Task directions –
Search the listing below for the word "data" and return each line that contains it.

—————

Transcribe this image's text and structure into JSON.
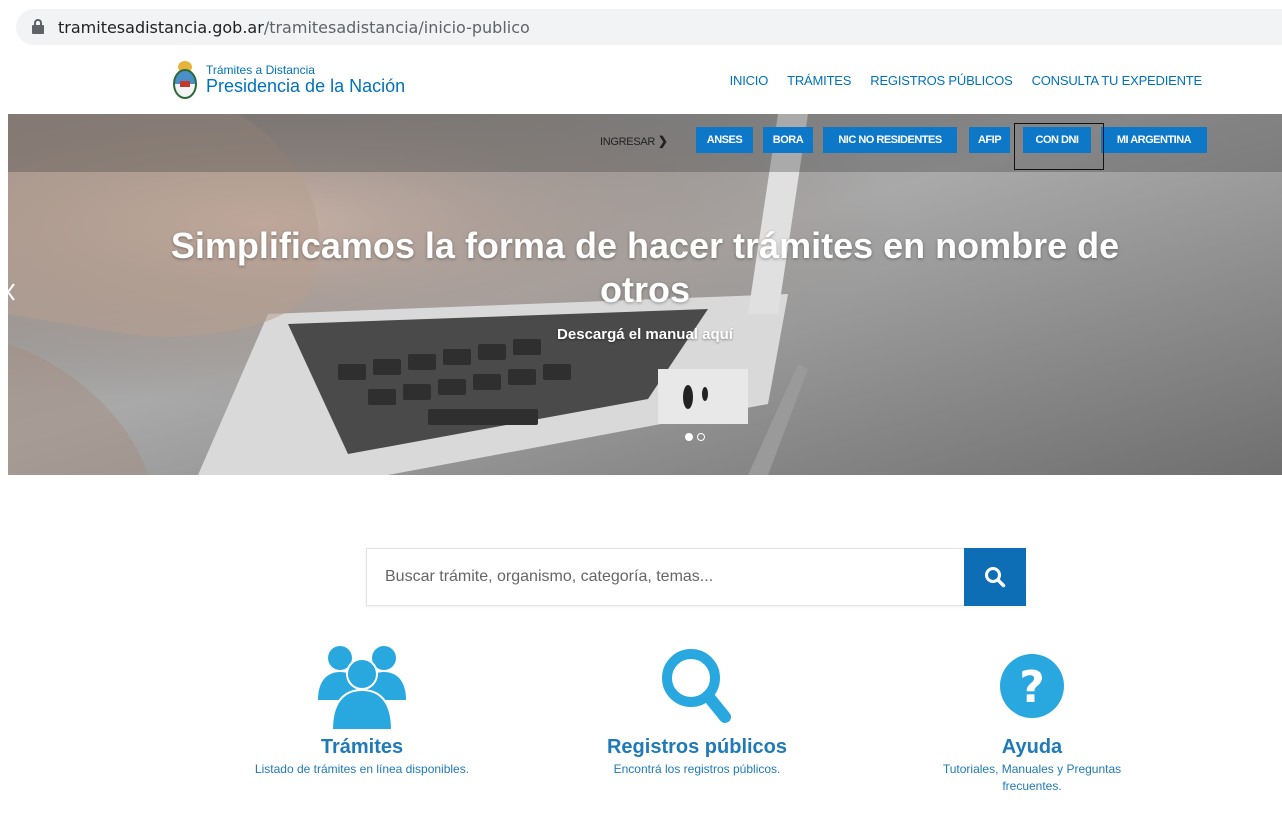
{
  "browser": {
    "url_domain": "tramitesadistancia.gob.ar",
    "url_path": "/tramitesadistancia/inicio-publico"
  },
  "header": {
    "logo_line1": "Trámites a Distancia",
    "logo_line2": "Presidencia de la Nación",
    "nav": [
      "INICIO",
      "TRÁMITES",
      "REGISTROS PÚBLICOS",
      "CONSULTA TU EXPEDIENTE"
    ]
  },
  "hero": {
    "ingresar_label": "INGRESAR",
    "ingresar_arrow": "❯",
    "login_options": [
      "ANSES",
      "BORA",
      "NIC NO RESIDENTES",
      "AFIP",
      "CON DNI",
      "MI ARGENTINA"
    ],
    "title": "Simplificamos la forma de hacer trámites en nombre de otros",
    "subtitle": "Descargá el manual aquí",
    "slides": 2,
    "active_slide": 1
  },
  "search": {
    "placeholder": "Buscar trámite, organismo, categoría, temas..."
  },
  "features": [
    {
      "icon": "users-icon",
      "title": "Trámites",
      "desc": "Listado de trámites en línea disponibles."
    },
    {
      "icon": "search-icon",
      "title": "Registros públicos",
      "desc": "Encontrá los registros públicos."
    },
    {
      "icon": "help-icon",
      "title": "Ayuda",
      "desc": "Tutoriales, Manuales y Preguntas frecuentes."
    }
  ],
  "colors": {
    "primary": "#0072bb",
    "button": "#0d78c8",
    "feature": "#1e7ab8",
    "icon": "#29a8e0"
  }
}
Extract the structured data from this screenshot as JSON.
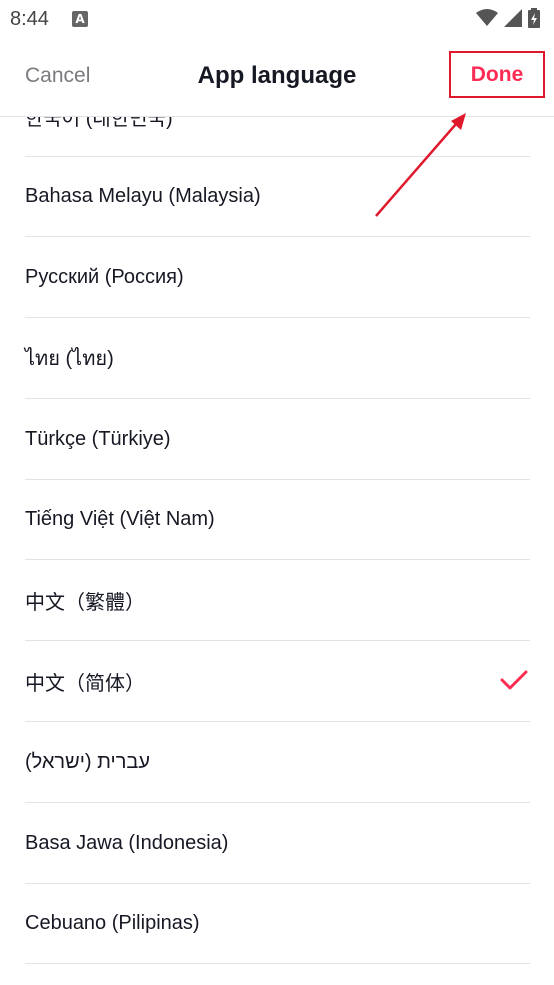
{
  "status_bar": {
    "time": "8:44",
    "notification_icon": "a-letter-icon",
    "icons": [
      "wifi-icon",
      "signal-icon",
      "battery-icon"
    ]
  },
  "header": {
    "cancel_label": "Cancel",
    "title": "App language",
    "done_label": "Done"
  },
  "languages": [
    {
      "label": "한국어 (대한민국)",
      "selected": false
    },
    {
      "label": "Bahasa Melayu (Malaysia)",
      "selected": false
    },
    {
      "label": "Русский (Россия)",
      "selected": false
    },
    {
      "label": "ไทย (ไทย)",
      "selected": false
    },
    {
      "label": "Türkçe (Türkiye)",
      "selected": false
    },
    {
      "label": "Tiếng Việt (Việt Nam)",
      "selected": false
    },
    {
      "label": "中文（繁體）",
      "selected": false
    },
    {
      "label": "中文（简体）",
      "selected": true
    },
    {
      "label": "עברית (ישראל)",
      "selected": false
    },
    {
      "label": "Basa Jawa (Indonesia)",
      "selected": false
    },
    {
      "label": "Cebuano (Pilipinas)",
      "selected": false
    }
  ],
  "colors": {
    "accent": "#fe2c55",
    "annotation": "#e0182c",
    "divider": "#e3e3e4"
  }
}
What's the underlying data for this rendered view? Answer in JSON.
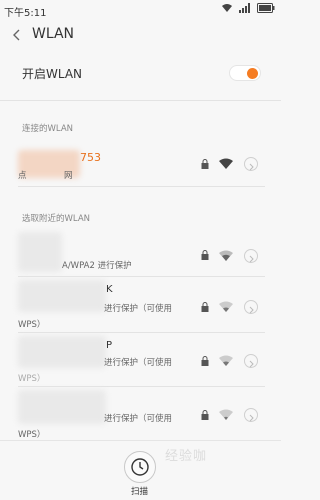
{
  "status_bar": {
    "time": "下午5:11"
  },
  "header": {
    "title": "WLAN"
  },
  "toggle_row": {
    "label": "开启WLAN",
    "state": "on",
    "accent": "#f57c22"
  },
  "connected": {
    "section_label": "连接的WLAN",
    "network": {
      "name_visible": "753",
      "sub_visible": "点",
      "sub_visible_end": "网",
      "name_color": "#e8711d"
    }
  },
  "nearby": {
    "section_label": "选取附近的WLAN",
    "networks": [
      {
        "name_visible": "",
        "sub_visible": "A/WPA2 进行保护"
      },
      {
        "name_visible": "K",
        "sub_visible": "进行保护（可使用",
        "sub_line2": "WPS）"
      },
      {
        "name_visible": "P",
        "sub_visible": "进行保护（可使用",
        "sub_line2": "WPS）"
      },
      {
        "name_visible": "",
        "sub_visible": "进行保护（可使用",
        "sub_line2": "WPS）"
      }
    ]
  },
  "bottom": {
    "scan_label": "扫描",
    "watermark": "经验咖"
  },
  "icons": {
    "back": "chevron-left-icon",
    "lock": "lock-icon",
    "wifi": "wifi-signal-icon",
    "detail": "detail-arrow-icon",
    "scan": "scan-clock-icon"
  }
}
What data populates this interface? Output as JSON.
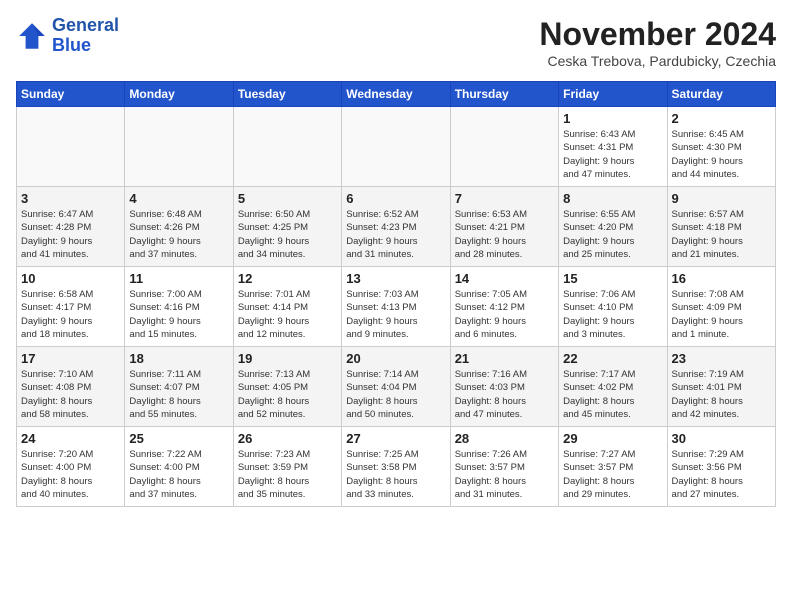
{
  "header": {
    "logo_line1": "General",
    "logo_line2": "Blue",
    "month": "November 2024",
    "location": "Ceska Trebova, Pardubicky, Czechia"
  },
  "weekdays": [
    "Sunday",
    "Monday",
    "Tuesday",
    "Wednesday",
    "Thursday",
    "Friday",
    "Saturday"
  ],
  "rows": [
    [
      {
        "day": "",
        "info": ""
      },
      {
        "day": "",
        "info": ""
      },
      {
        "day": "",
        "info": ""
      },
      {
        "day": "",
        "info": ""
      },
      {
        "day": "",
        "info": ""
      },
      {
        "day": "1",
        "info": "Sunrise: 6:43 AM\nSunset: 4:31 PM\nDaylight: 9 hours\nand 47 minutes."
      },
      {
        "day": "2",
        "info": "Sunrise: 6:45 AM\nSunset: 4:30 PM\nDaylight: 9 hours\nand 44 minutes."
      }
    ],
    [
      {
        "day": "3",
        "info": "Sunrise: 6:47 AM\nSunset: 4:28 PM\nDaylight: 9 hours\nand 41 minutes."
      },
      {
        "day": "4",
        "info": "Sunrise: 6:48 AM\nSunset: 4:26 PM\nDaylight: 9 hours\nand 37 minutes."
      },
      {
        "day": "5",
        "info": "Sunrise: 6:50 AM\nSunset: 4:25 PM\nDaylight: 9 hours\nand 34 minutes."
      },
      {
        "day": "6",
        "info": "Sunrise: 6:52 AM\nSunset: 4:23 PM\nDaylight: 9 hours\nand 31 minutes."
      },
      {
        "day": "7",
        "info": "Sunrise: 6:53 AM\nSunset: 4:21 PM\nDaylight: 9 hours\nand 28 minutes."
      },
      {
        "day": "8",
        "info": "Sunrise: 6:55 AM\nSunset: 4:20 PM\nDaylight: 9 hours\nand 25 minutes."
      },
      {
        "day": "9",
        "info": "Sunrise: 6:57 AM\nSunset: 4:18 PM\nDaylight: 9 hours\nand 21 minutes."
      }
    ],
    [
      {
        "day": "10",
        "info": "Sunrise: 6:58 AM\nSunset: 4:17 PM\nDaylight: 9 hours\nand 18 minutes."
      },
      {
        "day": "11",
        "info": "Sunrise: 7:00 AM\nSunset: 4:16 PM\nDaylight: 9 hours\nand 15 minutes."
      },
      {
        "day": "12",
        "info": "Sunrise: 7:01 AM\nSunset: 4:14 PM\nDaylight: 9 hours\nand 12 minutes."
      },
      {
        "day": "13",
        "info": "Sunrise: 7:03 AM\nSunset: 4:13 PM\nDaylight: 9 hours\nand 9 minutes."
      },
      {
        "day": "14",
        "info": "Sunrise: 7:05 AM\nSunset: 4:12 PM\nDaylight: 9 hours\nand 6 minutes."
      },
      {
        "day": "15",
        "info": "Sunrise: 7:06 AM\nSunset: 4:10 PM\nDaylight: 9 hours\nand 3 minutes."
      },
      {
        "day": "16",
        "info": "Sunrise: 7:08 AM\nSunset: 4:09 PM\nDaylight: 9 hours\nand 1 minute."
      }
    ],
    [
      {
        "day": "17",
        "info": "Sunrise: 7:10 AM\nSunset: 4:08 PM\nDaylight: 8 hours\nand 58 minutes."
      },
      {
        "day": "18",
        "info": "Sunrise: 7:11 AM\nSunset: 4:07 PM\nDaylight: 8 hours\nand 55 minutes."
      },
      {
        "day": "19",
        "info": "Sunrise: 7:13 AM\nSunset: 4:05 PM\nDaylight: 8 hours\nand 52 minutes."
      },
      {
        "day": "20",
        "info": "Sunrise: 7:14 AM\nSunset: 4:04 PM\nDaylight: 8 hours\nand 50 minutes."
      },
      {
        "day": "21",
        "info": "Sunrise: 7:16 AM\nSunset: 4:03 PM\nDaylight: 8 hours\nand 47 minutes."
      },
      {
        "day": "22",
        "info": "Sunrise: 7:17 AM\nSunset: 4:02 PM\nDaylight: 8 hours\nand 45 minutes."
      },
      {
        "day": "23",
        "info": "Sunrise: 7:19 AM\nSunset: 4:01 PM\nDaylight: 8 hours\nand 42 minutes."
      }
    ],
    [
      {
        "day": "24",
        "info": "Sunrise: 7:20 AM\nSunset: 4:00 PM\nDaylight: 8 hours\nand 40 minutes."
      },
      {
        "day": "25",
        "info": "Sunrise: 7:22 AM\nSunset: 4:00 PM\nDaylight: 8 hours\nand 37 minutes."
      },
      {
        "day": "26",
        "info": "Sunrise: 7:23 AM\nSunset: 3:59 PM\nDaylight: 8 hours\nand 35 minutes."
      },
      {
        "day": "27",
        "info": "Sunrise: 7:25 AM\nSunset: 3:58 PM\nDaylight: 8 hours\nand 33 minutes."
      },
      {
        "day": "28",
        "info": "Sunrise: 7:26 AM\nSunset: 3:57 PM\nDaylight: 8 hours\nand 31 minutes."
      },
      {
        "day": "29",
        "info": "Sunrise: 7:27 AM\nSunset: 3:57 PM\nDaylight: 8 hours\nand 29 minutes."
      },
      {
        "day": "30",
        "info": "Sunrise: 7:29 AM\nSunset: 3:56 PM\nDaylight: 8 hours\nand 27 minutes."
      }
    ]
  ]
}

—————

Output –
Extract the structured data from this screenshot as JSON.
What's the underlying data for this rendered view? Answer in JSON.
What data populates this interface? Output as JSON.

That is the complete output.